-- How to complete this task --
Each line that includes "Stripe" must be copied from the records.

(Extracted data)

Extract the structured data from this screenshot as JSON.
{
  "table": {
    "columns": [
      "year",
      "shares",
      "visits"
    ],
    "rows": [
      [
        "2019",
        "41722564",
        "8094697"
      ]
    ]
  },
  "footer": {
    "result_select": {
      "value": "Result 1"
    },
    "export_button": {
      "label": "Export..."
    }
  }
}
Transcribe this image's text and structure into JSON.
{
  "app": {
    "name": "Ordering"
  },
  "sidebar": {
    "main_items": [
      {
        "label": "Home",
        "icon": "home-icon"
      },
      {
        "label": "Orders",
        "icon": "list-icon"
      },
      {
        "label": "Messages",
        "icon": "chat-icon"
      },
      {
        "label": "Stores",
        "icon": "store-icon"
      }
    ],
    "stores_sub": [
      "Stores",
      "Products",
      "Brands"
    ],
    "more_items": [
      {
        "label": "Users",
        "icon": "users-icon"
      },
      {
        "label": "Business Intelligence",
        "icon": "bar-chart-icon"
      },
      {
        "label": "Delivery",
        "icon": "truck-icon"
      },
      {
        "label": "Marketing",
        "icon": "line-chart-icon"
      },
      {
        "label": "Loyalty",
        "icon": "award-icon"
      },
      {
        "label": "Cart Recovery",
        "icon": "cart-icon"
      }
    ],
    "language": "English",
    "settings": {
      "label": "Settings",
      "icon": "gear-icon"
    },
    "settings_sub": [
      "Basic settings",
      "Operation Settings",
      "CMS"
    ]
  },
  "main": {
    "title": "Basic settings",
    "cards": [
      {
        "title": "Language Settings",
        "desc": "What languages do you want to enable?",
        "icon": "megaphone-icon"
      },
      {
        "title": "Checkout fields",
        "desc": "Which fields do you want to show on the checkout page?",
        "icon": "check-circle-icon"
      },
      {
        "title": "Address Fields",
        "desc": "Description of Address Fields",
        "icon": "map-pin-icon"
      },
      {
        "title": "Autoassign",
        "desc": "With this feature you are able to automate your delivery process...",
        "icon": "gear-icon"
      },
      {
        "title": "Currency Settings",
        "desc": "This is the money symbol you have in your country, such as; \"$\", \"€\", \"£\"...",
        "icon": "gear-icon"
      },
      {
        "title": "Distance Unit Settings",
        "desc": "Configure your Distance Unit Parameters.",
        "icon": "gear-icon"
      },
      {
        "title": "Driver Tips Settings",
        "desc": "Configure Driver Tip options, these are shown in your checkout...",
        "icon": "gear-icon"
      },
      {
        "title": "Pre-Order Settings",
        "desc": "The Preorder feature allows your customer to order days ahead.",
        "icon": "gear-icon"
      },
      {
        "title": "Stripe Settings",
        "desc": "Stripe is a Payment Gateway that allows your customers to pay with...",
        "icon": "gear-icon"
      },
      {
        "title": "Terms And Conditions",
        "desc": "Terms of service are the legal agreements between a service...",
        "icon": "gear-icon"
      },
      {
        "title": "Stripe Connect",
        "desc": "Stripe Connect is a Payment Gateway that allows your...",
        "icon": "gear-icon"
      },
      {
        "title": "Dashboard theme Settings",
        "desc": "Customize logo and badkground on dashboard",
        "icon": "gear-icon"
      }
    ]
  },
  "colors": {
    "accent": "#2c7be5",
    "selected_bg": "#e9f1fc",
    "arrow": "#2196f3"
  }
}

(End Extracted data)

-- Output for this task --
        "title": "Stripe Settings",
        "desc": "Stripe is a Payment Gateway that allows your customers to pay with...",
        "title": "Stripe Connect",
        "desc": "Stripe Connect is a Payment Gateway that allows your...",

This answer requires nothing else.